Today I woke up at 1 p.m., an early spring break start, and sleepily wandered to my garage for a hair trim. I laid out the newspaper, oiled the blades and clipped on the guard. I had grown proud of my thrifty method. Only a few years ago I paid top dollar, almost $15, to have old men run their own clippers through my hair for a few minutes. I figured going to the barber was a stupid expenditure, so I went to a Charlotte Wal-Mart to buy the cheapest trimming set I could find.
The thrift excited me. I thought I would trim outside, shirtless, in all sorts of conditions: hot, cold, raining, snowing, hailing. This kind of thing, foregoing personal comfort to save a few bucks that did not need saving, was what older men like my father did. I giddily anticipated losing my good sense.

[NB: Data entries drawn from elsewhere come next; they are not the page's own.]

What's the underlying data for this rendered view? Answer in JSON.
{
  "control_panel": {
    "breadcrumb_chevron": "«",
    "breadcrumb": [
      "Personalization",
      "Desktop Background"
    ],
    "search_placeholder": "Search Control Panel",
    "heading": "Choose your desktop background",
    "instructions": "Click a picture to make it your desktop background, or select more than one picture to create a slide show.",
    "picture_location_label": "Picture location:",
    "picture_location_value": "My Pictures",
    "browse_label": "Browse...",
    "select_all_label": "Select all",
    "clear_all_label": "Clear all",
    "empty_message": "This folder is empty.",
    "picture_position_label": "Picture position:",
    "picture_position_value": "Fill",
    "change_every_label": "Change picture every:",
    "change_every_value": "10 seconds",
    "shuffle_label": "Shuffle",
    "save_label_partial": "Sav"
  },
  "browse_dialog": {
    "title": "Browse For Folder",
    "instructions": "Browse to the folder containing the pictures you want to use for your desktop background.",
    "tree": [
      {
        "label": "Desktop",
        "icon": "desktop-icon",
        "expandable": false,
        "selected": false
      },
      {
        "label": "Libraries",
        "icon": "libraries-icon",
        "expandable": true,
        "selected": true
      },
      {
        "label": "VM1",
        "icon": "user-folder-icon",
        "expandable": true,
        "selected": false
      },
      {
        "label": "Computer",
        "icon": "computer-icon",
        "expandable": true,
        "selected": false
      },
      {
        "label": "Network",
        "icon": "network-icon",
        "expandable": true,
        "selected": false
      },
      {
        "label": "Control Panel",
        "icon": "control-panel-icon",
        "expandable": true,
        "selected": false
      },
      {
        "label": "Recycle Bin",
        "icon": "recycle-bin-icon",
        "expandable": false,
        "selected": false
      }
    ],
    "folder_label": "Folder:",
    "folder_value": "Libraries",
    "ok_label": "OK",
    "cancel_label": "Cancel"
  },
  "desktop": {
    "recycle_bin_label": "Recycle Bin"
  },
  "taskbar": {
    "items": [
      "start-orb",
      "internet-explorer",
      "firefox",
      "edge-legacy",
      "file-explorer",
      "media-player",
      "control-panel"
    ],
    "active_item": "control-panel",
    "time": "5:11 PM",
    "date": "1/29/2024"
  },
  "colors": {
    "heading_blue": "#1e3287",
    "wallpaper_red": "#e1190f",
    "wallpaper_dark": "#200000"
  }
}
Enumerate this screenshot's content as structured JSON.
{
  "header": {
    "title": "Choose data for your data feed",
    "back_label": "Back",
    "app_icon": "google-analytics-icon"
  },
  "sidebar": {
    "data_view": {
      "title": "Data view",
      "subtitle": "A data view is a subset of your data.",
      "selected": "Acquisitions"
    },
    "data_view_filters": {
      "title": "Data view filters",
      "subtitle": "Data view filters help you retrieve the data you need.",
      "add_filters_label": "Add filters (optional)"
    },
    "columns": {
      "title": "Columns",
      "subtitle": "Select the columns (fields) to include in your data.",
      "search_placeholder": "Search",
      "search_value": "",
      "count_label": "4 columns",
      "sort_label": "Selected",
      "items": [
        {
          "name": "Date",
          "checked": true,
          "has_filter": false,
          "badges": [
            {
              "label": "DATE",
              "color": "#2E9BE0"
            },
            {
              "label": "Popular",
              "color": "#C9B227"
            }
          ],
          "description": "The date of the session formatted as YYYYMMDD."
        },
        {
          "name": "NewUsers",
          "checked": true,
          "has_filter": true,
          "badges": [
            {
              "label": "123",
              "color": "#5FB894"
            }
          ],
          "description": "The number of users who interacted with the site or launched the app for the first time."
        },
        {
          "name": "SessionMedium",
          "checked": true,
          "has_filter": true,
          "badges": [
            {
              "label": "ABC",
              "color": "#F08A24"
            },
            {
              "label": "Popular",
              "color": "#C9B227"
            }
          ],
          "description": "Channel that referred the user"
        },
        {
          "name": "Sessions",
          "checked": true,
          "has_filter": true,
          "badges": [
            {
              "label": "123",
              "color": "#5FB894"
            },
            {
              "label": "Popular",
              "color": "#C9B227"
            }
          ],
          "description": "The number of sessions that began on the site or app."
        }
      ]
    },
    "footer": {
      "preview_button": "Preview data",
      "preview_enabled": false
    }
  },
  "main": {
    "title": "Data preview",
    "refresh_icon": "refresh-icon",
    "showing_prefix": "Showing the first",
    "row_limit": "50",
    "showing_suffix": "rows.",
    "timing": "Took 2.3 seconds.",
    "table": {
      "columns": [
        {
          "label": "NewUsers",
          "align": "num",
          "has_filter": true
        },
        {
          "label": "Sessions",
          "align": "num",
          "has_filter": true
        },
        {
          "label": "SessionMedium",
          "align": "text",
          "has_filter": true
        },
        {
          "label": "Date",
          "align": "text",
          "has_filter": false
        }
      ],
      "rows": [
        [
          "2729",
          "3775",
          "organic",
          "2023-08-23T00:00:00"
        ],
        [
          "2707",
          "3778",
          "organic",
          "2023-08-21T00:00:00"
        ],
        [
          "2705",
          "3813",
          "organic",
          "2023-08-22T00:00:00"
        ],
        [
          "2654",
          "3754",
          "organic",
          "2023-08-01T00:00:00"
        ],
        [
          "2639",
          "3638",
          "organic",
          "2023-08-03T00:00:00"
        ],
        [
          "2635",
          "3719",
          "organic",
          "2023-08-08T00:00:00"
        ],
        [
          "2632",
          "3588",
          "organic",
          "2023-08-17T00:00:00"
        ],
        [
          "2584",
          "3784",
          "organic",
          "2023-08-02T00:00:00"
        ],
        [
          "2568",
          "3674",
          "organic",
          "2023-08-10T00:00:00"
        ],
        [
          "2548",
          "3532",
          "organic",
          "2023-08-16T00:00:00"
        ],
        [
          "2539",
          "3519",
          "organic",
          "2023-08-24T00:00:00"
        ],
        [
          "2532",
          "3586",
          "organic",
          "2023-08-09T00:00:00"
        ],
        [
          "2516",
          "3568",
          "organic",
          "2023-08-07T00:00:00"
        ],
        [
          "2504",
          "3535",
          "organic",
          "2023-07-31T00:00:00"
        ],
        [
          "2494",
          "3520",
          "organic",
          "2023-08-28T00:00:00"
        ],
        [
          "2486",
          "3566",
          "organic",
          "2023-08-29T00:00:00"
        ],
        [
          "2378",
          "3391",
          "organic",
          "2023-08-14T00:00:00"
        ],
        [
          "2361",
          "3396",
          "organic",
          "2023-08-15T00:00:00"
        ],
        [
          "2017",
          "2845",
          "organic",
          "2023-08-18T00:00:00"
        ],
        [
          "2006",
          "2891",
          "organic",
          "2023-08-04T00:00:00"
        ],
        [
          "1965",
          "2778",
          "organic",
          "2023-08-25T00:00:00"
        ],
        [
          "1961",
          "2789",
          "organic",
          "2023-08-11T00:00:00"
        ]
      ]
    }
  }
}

Just as I was about to do the deed this morning, I dropped the trimmer on the cement floor. My favorite guard, the 1/8 inch that kept me militantly short and clean for years, broke. I briefly considered the 1/4 inch until thoughts of butt cuts and $100 scalp massages entered my mind. I could spin out of control. These things happened to people like John Edwards and Zack Morris.
I pondered my options and called Conair customer service. Richard, possibly Richard Simmons, answered the phone. I explained my problem while Richard fished through the database to see whether Conair had this part in stock. They didn't.
"Honey baby, I'll send you a 1/8 inch from another model," he said, "but I ain't gonna tease you. It might not fit. You'd better get your ass to a beauty store to get a one-size-fits-all guide." Conair's warehouse seemed disorganized, but their staff was sincere.
I called Sally Beauty Supply. The lady told me she had what I wanted. I went and got it. It was between the nail polish and hair extensions. They only had 1/16 inch in stock. I was sold.